What is required: Each line of the records that holds "Apri" should be shown in full.

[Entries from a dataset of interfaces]

- Opening Delimiter -

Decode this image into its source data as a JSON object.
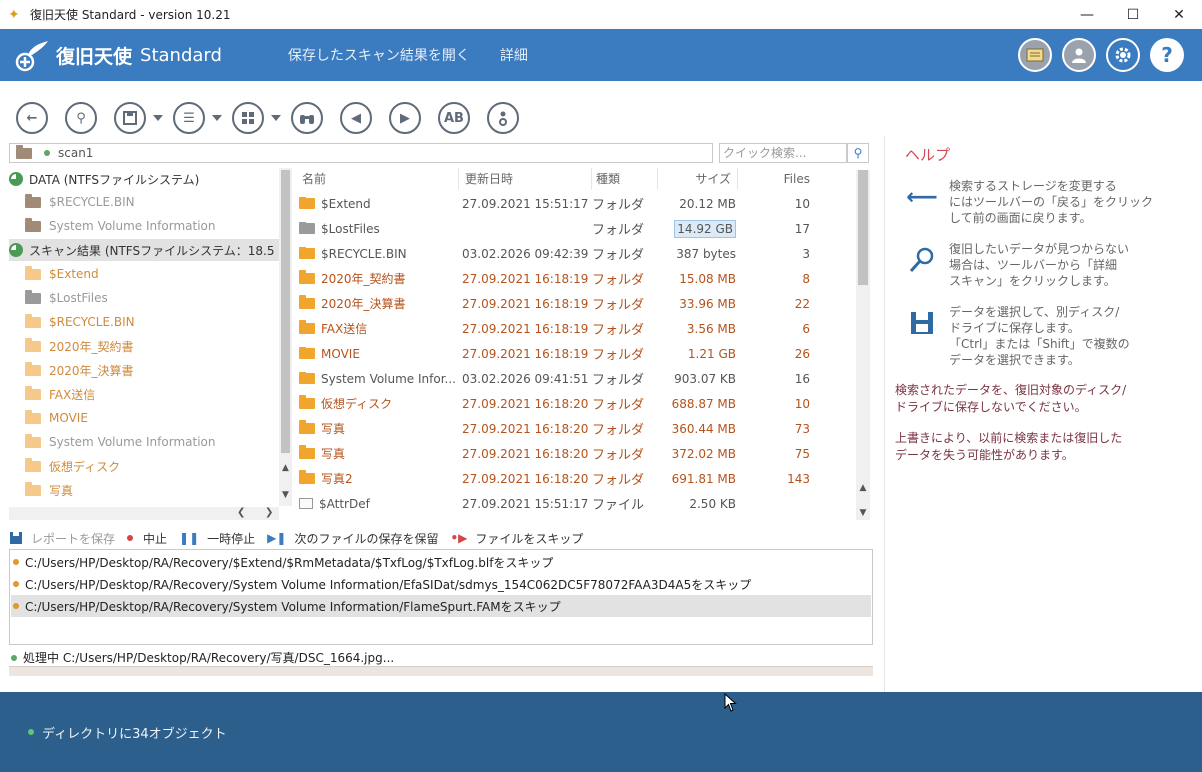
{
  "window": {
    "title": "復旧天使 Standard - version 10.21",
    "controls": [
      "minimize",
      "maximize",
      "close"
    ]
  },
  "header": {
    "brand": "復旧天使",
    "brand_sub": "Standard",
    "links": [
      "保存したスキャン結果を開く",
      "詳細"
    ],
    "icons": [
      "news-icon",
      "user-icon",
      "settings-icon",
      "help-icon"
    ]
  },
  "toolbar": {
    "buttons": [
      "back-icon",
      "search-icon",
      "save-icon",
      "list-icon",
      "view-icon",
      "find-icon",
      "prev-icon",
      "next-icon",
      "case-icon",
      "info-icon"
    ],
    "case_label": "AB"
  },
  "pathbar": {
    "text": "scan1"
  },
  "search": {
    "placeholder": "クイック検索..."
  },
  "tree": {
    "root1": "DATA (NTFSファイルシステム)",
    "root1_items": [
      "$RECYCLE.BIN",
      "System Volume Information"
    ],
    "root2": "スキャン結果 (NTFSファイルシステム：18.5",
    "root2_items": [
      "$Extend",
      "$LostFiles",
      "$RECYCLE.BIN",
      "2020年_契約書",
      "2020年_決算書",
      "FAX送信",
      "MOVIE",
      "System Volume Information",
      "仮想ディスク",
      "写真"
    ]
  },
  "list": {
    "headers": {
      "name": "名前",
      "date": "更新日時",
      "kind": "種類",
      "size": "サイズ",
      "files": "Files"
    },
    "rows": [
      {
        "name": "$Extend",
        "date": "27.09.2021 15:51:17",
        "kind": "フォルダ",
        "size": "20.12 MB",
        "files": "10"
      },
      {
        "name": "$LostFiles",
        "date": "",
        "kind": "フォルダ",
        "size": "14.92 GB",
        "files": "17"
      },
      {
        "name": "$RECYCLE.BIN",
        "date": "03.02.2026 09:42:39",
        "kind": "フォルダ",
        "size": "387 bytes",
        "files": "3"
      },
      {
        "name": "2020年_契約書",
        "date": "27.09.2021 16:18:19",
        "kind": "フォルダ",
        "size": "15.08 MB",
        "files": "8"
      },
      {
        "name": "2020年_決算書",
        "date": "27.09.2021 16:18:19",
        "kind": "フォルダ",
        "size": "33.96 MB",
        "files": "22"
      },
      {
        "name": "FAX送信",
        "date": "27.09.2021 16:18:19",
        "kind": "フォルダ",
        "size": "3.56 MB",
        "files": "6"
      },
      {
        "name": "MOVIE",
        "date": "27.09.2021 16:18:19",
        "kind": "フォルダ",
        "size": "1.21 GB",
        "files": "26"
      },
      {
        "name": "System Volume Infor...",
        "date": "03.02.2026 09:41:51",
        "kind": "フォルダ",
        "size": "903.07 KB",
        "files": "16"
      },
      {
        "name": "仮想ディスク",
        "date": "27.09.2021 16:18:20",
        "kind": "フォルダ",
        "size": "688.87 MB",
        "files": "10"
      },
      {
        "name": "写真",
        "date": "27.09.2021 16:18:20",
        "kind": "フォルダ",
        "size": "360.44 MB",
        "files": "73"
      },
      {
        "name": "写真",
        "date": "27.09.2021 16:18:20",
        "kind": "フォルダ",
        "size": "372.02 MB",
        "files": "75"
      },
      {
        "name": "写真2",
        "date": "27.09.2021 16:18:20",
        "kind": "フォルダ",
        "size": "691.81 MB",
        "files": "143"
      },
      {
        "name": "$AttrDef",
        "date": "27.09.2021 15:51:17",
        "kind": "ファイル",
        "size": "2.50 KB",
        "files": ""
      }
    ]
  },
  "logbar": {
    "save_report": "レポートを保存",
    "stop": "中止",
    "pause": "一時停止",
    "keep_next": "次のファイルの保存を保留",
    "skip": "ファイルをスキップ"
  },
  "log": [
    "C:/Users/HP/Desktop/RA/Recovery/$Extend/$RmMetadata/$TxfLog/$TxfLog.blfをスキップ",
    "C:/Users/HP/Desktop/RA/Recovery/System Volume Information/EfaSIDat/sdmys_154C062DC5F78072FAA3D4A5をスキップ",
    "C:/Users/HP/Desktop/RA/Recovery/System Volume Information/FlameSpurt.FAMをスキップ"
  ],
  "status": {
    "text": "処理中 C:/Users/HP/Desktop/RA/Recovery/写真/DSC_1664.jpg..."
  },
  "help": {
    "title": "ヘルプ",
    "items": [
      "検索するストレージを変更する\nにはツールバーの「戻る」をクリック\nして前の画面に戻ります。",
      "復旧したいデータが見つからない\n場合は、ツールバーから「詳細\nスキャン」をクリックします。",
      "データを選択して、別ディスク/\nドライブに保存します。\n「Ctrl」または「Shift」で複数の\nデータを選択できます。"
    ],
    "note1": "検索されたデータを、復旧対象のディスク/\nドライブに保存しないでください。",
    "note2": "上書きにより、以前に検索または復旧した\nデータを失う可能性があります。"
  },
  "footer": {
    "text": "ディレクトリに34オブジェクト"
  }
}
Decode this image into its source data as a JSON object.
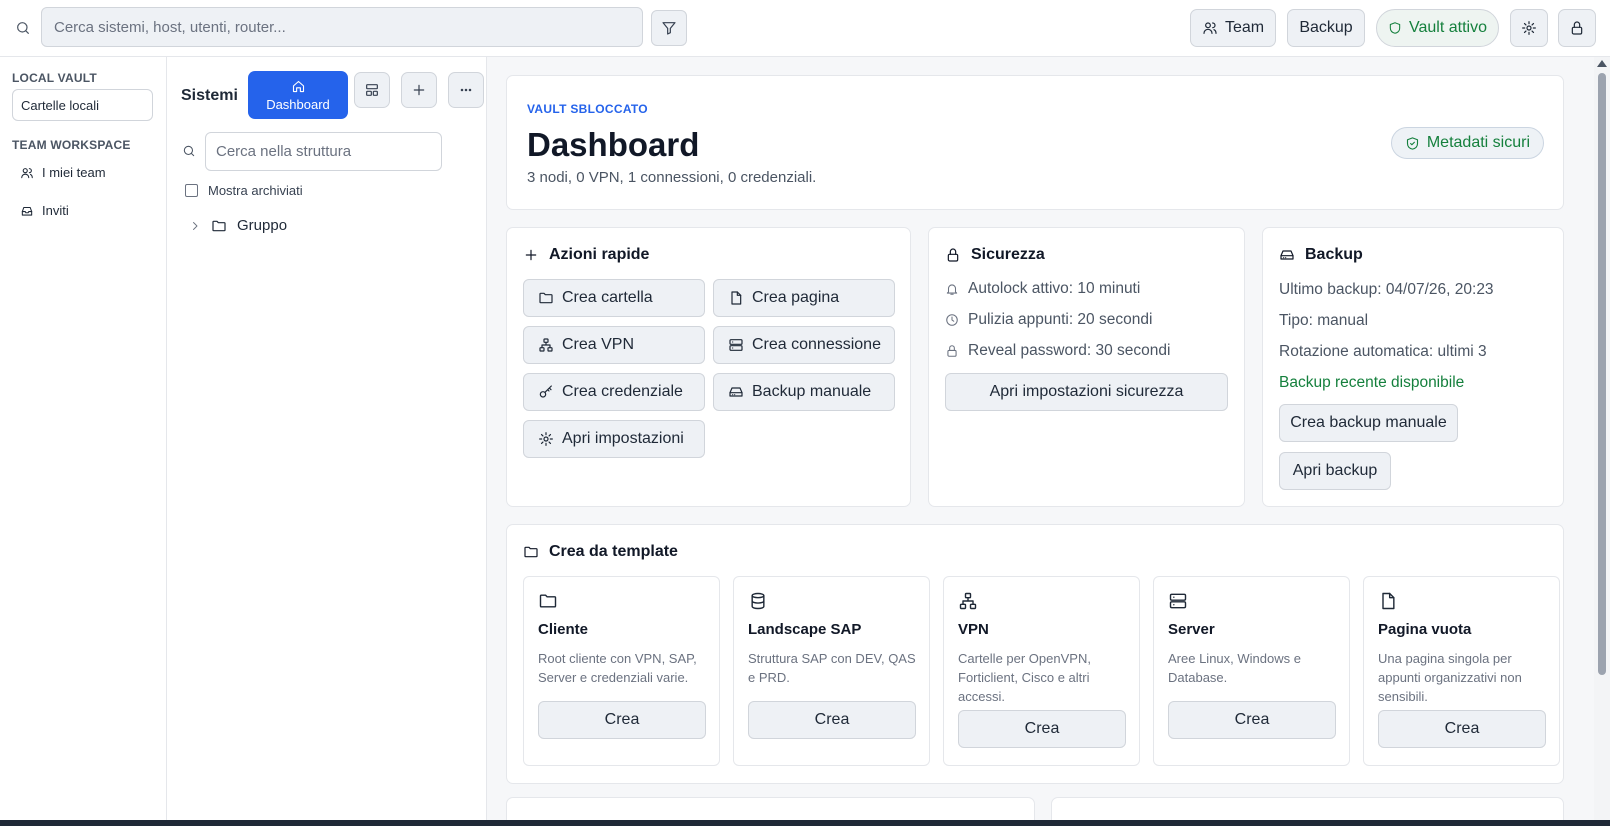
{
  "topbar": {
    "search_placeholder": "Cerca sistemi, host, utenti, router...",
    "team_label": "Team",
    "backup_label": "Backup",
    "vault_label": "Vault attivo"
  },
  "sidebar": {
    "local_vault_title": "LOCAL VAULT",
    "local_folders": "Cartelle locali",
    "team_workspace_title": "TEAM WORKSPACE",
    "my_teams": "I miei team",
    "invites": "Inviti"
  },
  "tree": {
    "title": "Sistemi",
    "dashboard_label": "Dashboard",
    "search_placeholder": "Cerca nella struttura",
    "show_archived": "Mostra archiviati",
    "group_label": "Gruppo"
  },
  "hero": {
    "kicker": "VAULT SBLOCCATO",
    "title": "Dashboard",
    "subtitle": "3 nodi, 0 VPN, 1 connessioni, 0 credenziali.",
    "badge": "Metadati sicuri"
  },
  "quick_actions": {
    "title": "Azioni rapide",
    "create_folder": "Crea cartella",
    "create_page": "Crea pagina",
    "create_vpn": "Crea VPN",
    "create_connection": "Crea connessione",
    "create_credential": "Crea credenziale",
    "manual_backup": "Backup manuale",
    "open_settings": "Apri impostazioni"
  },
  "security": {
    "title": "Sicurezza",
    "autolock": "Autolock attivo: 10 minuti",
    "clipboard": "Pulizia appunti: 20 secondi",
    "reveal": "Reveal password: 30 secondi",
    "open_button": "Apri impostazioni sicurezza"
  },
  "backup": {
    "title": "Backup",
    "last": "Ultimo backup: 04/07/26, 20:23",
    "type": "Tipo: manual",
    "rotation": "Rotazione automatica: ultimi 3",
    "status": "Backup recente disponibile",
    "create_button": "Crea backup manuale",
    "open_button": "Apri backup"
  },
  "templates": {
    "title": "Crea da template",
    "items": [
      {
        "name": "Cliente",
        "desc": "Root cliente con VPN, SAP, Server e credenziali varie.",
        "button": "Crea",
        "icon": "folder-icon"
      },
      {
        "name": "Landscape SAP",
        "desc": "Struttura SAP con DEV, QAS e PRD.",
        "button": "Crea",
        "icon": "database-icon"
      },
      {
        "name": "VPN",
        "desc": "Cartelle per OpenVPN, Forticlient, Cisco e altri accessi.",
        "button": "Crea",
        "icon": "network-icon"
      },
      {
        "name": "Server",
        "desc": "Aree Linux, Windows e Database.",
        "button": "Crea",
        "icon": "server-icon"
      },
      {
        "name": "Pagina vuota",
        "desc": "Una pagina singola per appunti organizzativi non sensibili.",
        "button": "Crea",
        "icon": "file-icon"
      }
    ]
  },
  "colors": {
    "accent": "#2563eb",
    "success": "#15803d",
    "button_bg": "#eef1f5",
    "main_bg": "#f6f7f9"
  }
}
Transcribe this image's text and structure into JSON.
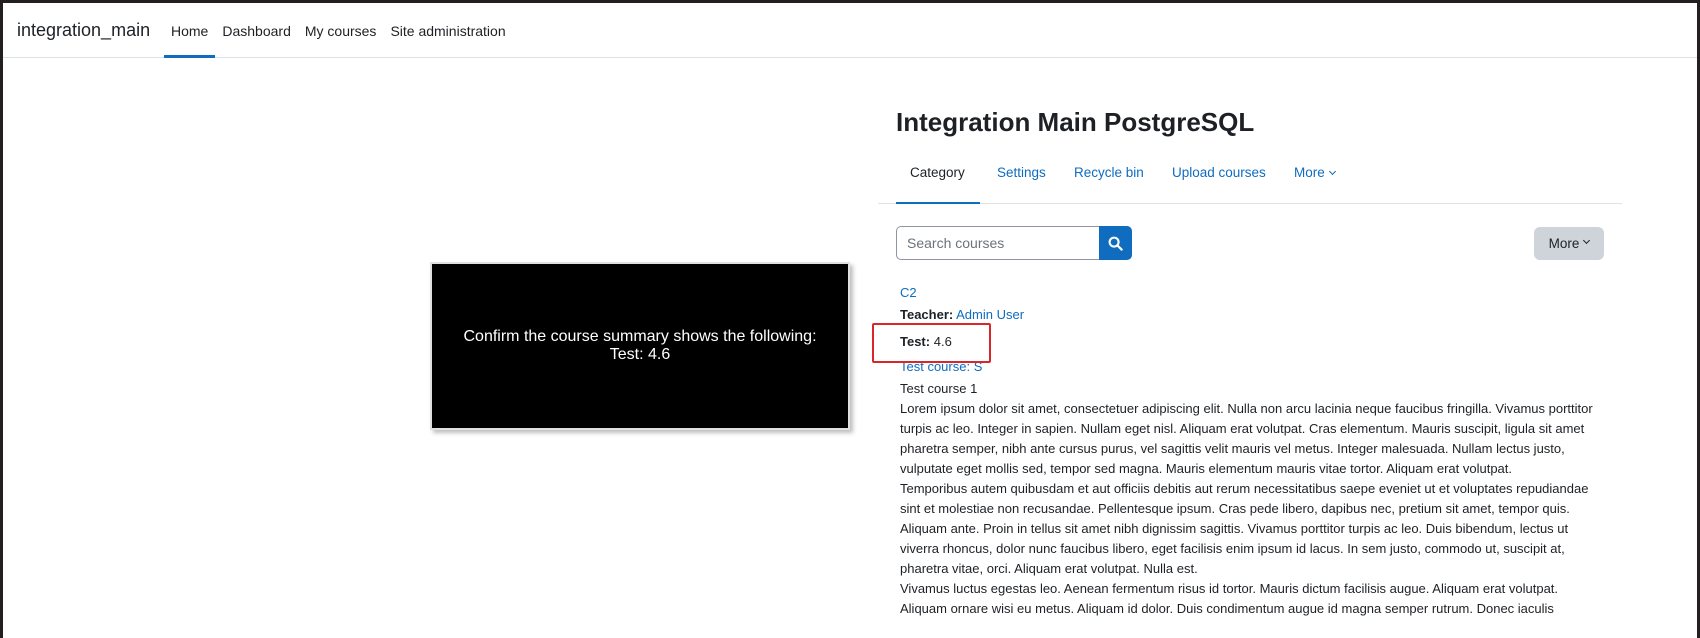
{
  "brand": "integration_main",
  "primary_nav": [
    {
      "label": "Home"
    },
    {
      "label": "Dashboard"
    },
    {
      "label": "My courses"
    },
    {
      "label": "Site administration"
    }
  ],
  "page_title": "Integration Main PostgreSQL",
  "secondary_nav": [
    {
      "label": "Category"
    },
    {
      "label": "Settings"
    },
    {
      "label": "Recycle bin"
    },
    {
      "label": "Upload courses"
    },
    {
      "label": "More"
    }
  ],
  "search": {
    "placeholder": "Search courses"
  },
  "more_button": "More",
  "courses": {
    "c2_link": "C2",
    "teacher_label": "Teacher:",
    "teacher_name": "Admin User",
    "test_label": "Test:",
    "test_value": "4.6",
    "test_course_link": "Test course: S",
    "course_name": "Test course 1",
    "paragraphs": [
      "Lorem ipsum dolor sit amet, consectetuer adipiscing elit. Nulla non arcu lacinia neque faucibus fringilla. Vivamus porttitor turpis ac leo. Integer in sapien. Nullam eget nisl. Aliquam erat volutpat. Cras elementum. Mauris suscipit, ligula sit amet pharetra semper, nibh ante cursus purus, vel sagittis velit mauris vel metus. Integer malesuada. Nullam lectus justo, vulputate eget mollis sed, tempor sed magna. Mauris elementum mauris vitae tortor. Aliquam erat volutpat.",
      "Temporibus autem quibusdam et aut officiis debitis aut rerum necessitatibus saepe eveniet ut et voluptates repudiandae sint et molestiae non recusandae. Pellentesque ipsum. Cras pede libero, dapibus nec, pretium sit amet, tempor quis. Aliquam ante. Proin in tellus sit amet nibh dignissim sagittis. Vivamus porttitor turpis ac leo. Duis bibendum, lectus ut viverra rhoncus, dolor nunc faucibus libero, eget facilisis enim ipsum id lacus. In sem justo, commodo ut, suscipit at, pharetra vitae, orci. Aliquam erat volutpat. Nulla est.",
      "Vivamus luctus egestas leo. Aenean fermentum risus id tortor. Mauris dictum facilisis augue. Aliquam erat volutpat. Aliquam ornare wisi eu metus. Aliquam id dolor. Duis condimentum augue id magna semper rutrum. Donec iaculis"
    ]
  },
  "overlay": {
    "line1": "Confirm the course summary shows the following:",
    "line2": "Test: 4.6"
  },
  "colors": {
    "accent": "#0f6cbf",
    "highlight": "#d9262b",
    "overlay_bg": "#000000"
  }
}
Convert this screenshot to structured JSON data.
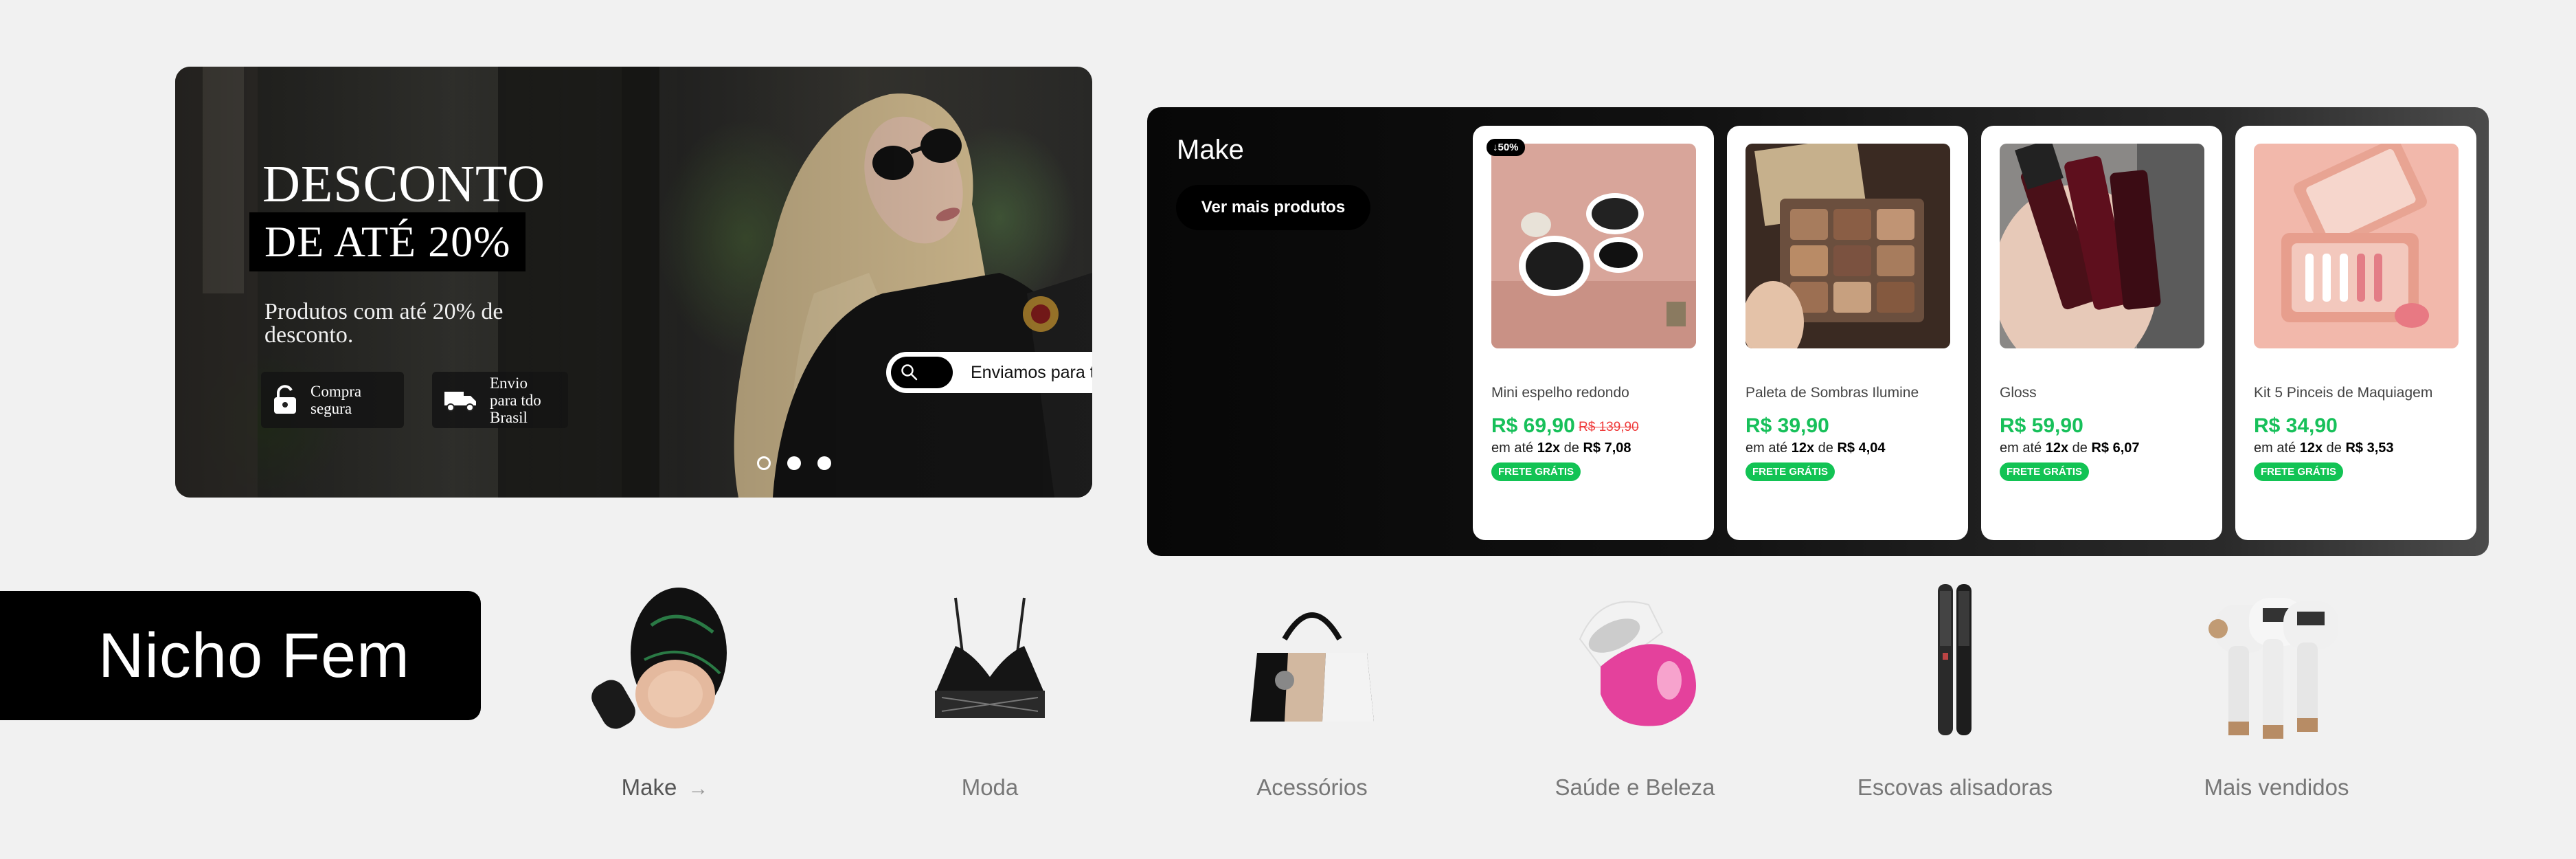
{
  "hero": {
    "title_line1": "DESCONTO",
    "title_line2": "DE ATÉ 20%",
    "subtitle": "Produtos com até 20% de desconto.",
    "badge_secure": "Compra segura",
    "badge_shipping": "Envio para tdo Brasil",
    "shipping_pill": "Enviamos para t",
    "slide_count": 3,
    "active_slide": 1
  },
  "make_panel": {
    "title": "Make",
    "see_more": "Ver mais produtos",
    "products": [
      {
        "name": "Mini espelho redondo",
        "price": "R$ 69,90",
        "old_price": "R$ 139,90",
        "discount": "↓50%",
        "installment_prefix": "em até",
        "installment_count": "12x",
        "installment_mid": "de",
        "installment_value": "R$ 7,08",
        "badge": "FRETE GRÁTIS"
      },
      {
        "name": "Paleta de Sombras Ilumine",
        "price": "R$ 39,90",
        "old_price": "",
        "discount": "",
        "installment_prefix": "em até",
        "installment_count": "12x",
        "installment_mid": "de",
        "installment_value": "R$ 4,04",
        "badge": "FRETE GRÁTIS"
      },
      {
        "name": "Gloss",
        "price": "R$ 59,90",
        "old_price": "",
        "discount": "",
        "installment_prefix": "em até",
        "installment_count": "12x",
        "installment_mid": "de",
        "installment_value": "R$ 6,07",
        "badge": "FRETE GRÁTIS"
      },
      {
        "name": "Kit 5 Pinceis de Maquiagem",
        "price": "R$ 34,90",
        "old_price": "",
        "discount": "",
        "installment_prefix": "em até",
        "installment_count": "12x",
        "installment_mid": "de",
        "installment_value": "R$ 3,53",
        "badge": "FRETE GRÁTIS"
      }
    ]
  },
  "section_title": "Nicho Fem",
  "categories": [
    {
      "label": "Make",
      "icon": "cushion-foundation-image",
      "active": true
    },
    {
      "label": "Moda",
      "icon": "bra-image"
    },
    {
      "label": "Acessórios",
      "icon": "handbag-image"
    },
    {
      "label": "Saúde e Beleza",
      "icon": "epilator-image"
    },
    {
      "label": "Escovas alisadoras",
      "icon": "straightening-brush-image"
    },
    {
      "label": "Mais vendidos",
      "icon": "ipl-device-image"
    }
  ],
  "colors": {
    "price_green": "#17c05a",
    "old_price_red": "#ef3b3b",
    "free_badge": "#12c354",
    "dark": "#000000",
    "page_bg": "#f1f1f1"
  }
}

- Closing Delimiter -

Answer section:
    "open_settings": "Apri impostazioni"
    "open_button": "Apri impostazioni sicurezza"
    "open_button": "Apri backup"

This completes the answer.